Ray Desor works behind a Plexiglas shield and copes with all the problems that drugs and poverty have brought to Sandtown-Winchester, but over the past six years the lumberyard owner has come to the realization that his location isn't so bad after all.
It's a long way from Home Depot.
Since June 20, 1991, the day Home Depot opened its first Baltimore-area store in Glen Burnie, the do-it-yourself chain has been reshaping the industry in the region. After several years of same-store sales declines, Maryland-based Hechinger is up for sale. Some Mom and Pop stores have gone out of business, while others were forced to find a niche business that attracts sales Home Depot doesn't want.
When Desor bought Mace-Fremont Building Materials Inc. in 1980, it was an 80-year-old business that had burned down during a blizzard.
"The price got cheap enough so I could afford it," he said.
He built it back up and was making a profit when Home Depot arrived in the metropolitan area.
Almost immediately, his sales dropped by 30 percent, he said. He fought back by going into specialty sands used in sandblasting and plastic products and then picked up more business as Sandtown Habitat for Humanity began rehabilitating houses in the neighborhood.
His margins, today, he says, are better than they were before the chain entered the market.
Much of his business comes from neighborhood people who don't want to drive to the Home Depot in Catonsville or the Hechinger near Security Square Mall, he said as he sat in his store one day this week. As if on cue, a customer walked in looking for a glue for an aquarium. "I got some adhesive that I got from Hechinger, but I am a long way from Hechinger," he said.
For Craig and Eric Silverstein, the story has been different. Competition from Home Depot killed their business, they said. When Home Depot opened its store four miles from Pulaski Lumber and Supply co. Inc., the impact was dramatic.
"When Depot moved in with predatory pricing to take business away from Hechinger's and other independents, it took our cash," said Craig Silverstein. "Our cash sales went down 60 to 70 percent. Then they started with the small contractors. We lost 40 to 50 percent of that. The only thing we had left was industrial."
But what hurt most was the loss of the business from home owners who paid cash, he said, because the brothers lost operating capital and it became increasingly difficult to handle a payroll for 18 people.
The store stayed open all day Saturday and part of Sundays, but couldn't climb back. In 1995, the Silversteins closed the doors of the store their father had opened in 1950.

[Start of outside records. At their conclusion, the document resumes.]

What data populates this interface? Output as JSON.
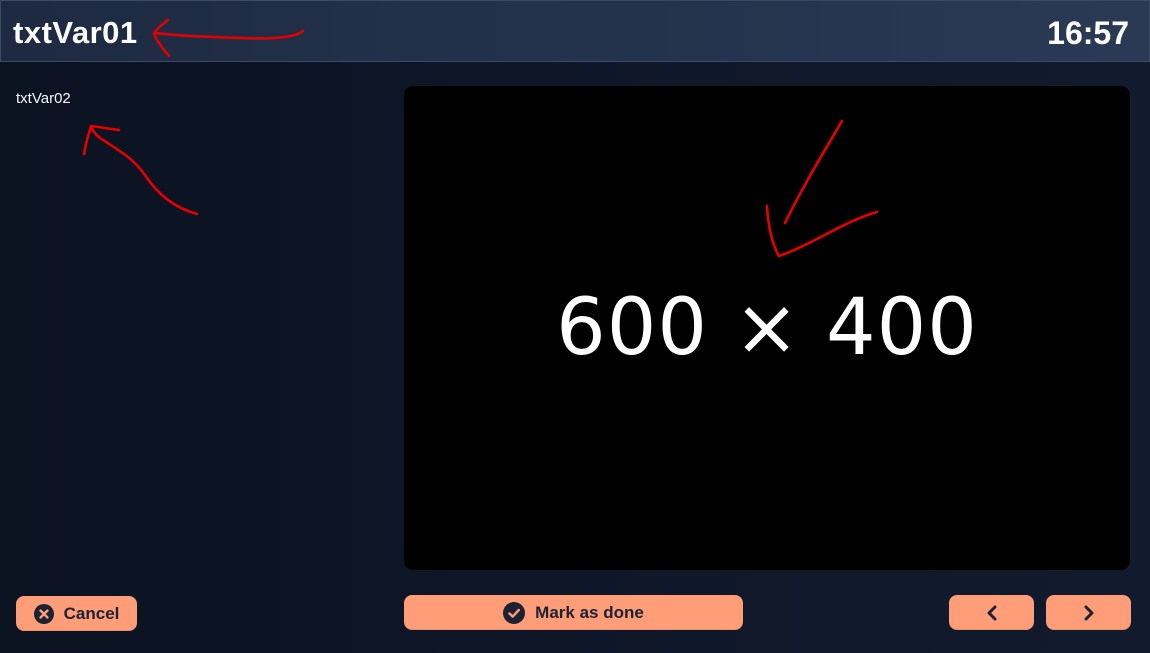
{
  "header": {
    "title": "txtVar01",
    "clock": "16:57"
  },
  "content": {
    "subtitle": "txtVar02",
    "media_placeholder": "600 × 400"
  },
  "actions": {
    "cancel_label": "Cancel",
    "mark_done_label": "Mark as done",
    "prev_icon": "chevron-left-icon",
    "next_icon": "chevron-right-icon"
  },
  "colors": {
    "button_bg": "#ff9d78",
    "button_text": "#1b2233",
    "annotation": "#e60000",
    "header_bg": "#26354f",
    "page_bg": "#0e1628",
    "media_bg": "#000000"
  }
}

"Home Depot came into the market wanting to put everyone out of business," said Barry Meninger, vice president of Stebbins Anderson, a hardware store in Towson.
Several lumberyard owners said that, because of Home Depot's size -- it operates 500 stores with $19 billion in sales -- it can buy and sell lumber much more cheaply.
Home Depot sells lumber and Sheetrock at prices below what an independent lumberyard pays for them.
"I can go out and buy several tractor-trailer loads of Sheetrock and it will cost me $4.45 per sheet," said Steve Ackman, vice president at Crown Lumber & Supply Co. Inc. on Central Avenue in East Baltimore. But Home Depot sells it for $3.89.
The result has been a shakeout in the industry. It is not unusual for a small hardware store to lose half its market share when Home Depot enters the market, if the store hasn't done anything to combat the giant, said David Sonnen, manager of retail people development for Ace Hardware Corp. in Chicago. After it has stolen customers and driven out competition, Home Depot raises its prices, he said.
Home Depot denies that it follows that practice.
"Perhaps a retailer can't compete with us on our prices, but they can compete in other ways," said Katrina Blauvelt, a Home Depot spokeswoman who said the company is not out to put the competition out of business. "The key is for the Mom and Pops to find their niche."
In fact, local store owners say, they have compensated in many ways. They have tried to gain back business by offering superior service, specializing in a particular item and joining a cooperative, such as Ace Hardware, True Value or ServiceStar.
"I won't battle Home Depot anymore," Ackman said. Instead, he said, he offers much better service. If customers come in to buy something, for $5 or $5,000, he has them out of the store within 20 minutes. At Home Depot it could take hours for a small contractor to wander the aisles picking up a myriad of items for a renovation project, but Ackman will collect all the merchandise and load it into the pickup truck quickly.
"I will deliver it at a certain time on Saturday," he said. "I will pick up what you don't use. If a board is warped, I will replace it."
Despite those tactics, Crown Lumber & Supply, which has made millworking a specialty, has lost almost all of its customers from outside the Beltway.